DIRECTIONS FOR THIS TASK:
In the entries that follow, how many lines contain the word "JSON"? Answer with the number only.

Segment Start: LISTED RECORDS

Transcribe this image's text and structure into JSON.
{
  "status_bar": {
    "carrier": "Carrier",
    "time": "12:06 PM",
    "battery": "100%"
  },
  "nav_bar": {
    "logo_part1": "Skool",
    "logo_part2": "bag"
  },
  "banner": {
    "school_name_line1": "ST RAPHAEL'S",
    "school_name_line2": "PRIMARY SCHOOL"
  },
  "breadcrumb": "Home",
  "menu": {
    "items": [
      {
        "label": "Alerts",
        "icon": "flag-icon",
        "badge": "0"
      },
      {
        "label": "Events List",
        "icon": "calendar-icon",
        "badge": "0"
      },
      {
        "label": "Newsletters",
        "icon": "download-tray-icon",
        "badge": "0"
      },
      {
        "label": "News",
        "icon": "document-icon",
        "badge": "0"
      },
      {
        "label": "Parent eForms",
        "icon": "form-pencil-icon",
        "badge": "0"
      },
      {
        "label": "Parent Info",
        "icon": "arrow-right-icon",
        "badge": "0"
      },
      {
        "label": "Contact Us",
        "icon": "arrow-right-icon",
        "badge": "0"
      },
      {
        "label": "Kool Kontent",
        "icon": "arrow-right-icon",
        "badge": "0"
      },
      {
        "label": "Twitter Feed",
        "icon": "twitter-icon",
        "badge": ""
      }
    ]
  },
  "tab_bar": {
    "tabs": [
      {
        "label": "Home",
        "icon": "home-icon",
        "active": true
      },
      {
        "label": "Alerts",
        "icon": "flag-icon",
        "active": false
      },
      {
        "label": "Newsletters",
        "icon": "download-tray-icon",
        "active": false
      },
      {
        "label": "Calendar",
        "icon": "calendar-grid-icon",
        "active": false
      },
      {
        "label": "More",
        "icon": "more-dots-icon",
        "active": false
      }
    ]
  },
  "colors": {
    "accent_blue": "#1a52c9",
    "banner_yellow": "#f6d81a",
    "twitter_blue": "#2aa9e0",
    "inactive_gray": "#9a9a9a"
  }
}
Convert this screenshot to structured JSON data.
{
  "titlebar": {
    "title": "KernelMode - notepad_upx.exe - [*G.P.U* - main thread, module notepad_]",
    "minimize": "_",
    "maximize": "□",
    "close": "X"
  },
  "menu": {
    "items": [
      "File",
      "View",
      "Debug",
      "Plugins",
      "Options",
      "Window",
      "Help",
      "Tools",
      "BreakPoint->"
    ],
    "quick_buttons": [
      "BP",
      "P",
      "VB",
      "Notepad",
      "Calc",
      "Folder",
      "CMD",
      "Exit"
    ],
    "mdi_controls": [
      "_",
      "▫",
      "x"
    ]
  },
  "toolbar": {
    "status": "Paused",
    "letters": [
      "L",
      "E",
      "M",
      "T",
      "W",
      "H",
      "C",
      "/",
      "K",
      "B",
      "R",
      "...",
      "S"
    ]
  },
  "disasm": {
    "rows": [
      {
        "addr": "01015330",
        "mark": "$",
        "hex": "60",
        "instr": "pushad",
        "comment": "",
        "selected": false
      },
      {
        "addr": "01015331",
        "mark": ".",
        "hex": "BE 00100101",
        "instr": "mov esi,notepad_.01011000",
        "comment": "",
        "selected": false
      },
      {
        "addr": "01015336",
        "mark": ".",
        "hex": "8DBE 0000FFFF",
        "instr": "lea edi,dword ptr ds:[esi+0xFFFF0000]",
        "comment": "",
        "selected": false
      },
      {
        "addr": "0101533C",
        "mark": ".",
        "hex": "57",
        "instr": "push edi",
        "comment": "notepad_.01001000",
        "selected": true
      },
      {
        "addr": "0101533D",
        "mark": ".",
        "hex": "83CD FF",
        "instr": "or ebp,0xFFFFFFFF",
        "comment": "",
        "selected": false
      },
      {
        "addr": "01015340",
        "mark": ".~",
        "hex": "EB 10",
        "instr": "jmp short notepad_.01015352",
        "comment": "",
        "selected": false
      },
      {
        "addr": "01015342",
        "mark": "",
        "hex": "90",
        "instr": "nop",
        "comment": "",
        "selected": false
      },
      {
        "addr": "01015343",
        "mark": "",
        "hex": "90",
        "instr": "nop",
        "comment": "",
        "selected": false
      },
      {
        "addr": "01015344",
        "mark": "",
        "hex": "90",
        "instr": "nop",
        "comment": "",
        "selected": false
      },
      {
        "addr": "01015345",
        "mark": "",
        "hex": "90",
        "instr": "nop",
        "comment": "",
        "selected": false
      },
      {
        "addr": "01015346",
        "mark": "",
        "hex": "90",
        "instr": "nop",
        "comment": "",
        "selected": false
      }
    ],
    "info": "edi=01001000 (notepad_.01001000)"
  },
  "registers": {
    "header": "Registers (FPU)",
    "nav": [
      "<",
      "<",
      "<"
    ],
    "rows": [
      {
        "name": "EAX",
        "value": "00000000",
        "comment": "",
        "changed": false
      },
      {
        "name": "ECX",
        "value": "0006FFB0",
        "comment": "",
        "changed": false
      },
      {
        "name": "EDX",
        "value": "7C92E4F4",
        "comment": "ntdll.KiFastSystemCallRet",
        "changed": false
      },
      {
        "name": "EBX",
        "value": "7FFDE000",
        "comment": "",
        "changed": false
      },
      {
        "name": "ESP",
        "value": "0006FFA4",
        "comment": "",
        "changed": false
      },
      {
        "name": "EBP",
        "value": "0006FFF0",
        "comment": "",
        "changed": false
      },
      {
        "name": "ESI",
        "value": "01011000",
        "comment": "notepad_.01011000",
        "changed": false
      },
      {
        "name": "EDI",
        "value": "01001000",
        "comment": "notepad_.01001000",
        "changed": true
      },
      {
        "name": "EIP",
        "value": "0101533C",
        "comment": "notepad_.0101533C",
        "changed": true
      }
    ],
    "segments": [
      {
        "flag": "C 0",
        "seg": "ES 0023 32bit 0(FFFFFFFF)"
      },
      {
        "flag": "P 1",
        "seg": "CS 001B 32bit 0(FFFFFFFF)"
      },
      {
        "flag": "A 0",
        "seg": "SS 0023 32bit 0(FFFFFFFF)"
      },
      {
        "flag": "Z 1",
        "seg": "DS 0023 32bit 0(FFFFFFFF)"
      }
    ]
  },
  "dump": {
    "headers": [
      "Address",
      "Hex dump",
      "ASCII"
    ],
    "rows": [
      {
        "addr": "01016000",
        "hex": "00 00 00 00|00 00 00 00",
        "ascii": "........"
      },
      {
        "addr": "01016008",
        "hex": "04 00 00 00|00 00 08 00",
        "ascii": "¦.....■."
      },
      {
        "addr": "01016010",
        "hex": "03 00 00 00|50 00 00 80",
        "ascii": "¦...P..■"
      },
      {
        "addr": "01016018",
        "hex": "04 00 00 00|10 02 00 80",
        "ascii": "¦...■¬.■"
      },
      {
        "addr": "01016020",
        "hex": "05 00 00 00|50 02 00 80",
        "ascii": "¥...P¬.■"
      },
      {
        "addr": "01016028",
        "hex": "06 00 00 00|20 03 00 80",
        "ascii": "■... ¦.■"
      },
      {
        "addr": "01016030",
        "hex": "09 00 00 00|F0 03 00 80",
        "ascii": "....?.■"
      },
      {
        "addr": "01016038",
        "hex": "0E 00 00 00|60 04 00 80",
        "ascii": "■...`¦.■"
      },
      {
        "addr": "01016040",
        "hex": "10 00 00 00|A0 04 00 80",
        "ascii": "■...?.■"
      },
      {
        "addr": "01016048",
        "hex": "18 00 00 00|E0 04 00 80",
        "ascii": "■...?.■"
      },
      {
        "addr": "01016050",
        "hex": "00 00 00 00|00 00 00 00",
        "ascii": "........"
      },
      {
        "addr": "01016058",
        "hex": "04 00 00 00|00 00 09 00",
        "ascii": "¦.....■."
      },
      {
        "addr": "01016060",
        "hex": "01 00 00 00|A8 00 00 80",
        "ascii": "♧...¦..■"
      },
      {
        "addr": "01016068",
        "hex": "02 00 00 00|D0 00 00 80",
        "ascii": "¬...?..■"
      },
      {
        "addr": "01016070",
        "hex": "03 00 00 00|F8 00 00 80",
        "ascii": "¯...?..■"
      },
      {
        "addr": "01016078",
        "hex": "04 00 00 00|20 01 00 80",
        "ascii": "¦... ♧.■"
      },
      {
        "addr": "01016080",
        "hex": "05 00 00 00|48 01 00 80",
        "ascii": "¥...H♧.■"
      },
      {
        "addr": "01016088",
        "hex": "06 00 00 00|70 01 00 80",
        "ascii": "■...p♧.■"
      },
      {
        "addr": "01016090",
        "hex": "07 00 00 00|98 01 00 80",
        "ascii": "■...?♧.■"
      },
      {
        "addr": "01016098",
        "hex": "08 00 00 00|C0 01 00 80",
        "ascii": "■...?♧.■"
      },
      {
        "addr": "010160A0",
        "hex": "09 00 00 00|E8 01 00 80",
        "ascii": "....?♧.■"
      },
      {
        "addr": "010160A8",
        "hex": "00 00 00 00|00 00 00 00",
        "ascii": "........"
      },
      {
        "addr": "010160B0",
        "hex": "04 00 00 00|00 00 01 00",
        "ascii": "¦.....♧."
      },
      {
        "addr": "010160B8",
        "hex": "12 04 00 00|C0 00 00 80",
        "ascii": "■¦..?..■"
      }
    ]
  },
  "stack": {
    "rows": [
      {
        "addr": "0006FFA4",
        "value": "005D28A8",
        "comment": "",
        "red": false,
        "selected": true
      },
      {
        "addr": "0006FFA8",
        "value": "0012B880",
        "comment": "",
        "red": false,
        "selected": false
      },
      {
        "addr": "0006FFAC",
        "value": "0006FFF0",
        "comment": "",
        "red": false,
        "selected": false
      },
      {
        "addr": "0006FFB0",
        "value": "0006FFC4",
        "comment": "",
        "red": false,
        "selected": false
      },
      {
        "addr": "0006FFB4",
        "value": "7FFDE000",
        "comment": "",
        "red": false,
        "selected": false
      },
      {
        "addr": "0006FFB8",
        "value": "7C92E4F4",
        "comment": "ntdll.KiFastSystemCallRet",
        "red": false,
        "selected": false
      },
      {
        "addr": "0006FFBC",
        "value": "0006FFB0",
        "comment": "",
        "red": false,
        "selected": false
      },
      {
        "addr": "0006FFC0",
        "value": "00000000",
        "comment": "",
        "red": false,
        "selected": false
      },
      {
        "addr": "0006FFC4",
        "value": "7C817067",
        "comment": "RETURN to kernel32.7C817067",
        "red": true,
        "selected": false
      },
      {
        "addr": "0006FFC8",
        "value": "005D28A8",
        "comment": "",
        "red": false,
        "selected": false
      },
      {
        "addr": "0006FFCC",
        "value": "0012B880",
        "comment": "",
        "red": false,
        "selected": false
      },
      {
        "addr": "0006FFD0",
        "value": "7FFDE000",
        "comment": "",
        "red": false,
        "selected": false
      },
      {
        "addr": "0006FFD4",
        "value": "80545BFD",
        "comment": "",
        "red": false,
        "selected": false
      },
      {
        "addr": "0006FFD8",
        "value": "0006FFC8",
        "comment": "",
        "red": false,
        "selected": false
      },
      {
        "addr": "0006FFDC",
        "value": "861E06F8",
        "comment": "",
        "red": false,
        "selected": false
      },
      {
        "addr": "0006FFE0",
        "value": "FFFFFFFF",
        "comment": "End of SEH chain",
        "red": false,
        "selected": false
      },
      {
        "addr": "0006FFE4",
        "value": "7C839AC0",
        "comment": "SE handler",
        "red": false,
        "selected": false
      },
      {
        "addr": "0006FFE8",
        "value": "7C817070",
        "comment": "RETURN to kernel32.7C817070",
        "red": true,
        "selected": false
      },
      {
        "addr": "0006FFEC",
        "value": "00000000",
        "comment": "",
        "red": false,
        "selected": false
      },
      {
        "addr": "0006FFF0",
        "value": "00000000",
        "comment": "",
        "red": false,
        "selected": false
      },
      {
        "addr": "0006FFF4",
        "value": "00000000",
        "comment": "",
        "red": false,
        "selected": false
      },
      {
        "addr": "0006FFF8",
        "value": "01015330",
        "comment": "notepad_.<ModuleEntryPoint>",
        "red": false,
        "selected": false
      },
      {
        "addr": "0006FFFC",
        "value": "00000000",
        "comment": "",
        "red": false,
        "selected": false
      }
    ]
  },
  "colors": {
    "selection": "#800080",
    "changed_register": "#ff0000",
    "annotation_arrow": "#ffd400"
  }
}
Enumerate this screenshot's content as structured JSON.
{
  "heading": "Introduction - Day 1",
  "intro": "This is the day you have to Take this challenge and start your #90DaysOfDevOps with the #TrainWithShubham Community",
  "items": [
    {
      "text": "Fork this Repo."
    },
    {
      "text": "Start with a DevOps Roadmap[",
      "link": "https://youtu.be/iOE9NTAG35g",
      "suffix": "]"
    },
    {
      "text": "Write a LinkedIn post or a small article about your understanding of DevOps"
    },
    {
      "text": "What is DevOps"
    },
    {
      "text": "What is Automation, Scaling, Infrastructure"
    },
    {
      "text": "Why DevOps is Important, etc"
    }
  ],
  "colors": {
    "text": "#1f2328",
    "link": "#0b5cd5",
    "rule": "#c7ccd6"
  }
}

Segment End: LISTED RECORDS

COMPLETED EXERCISE:
3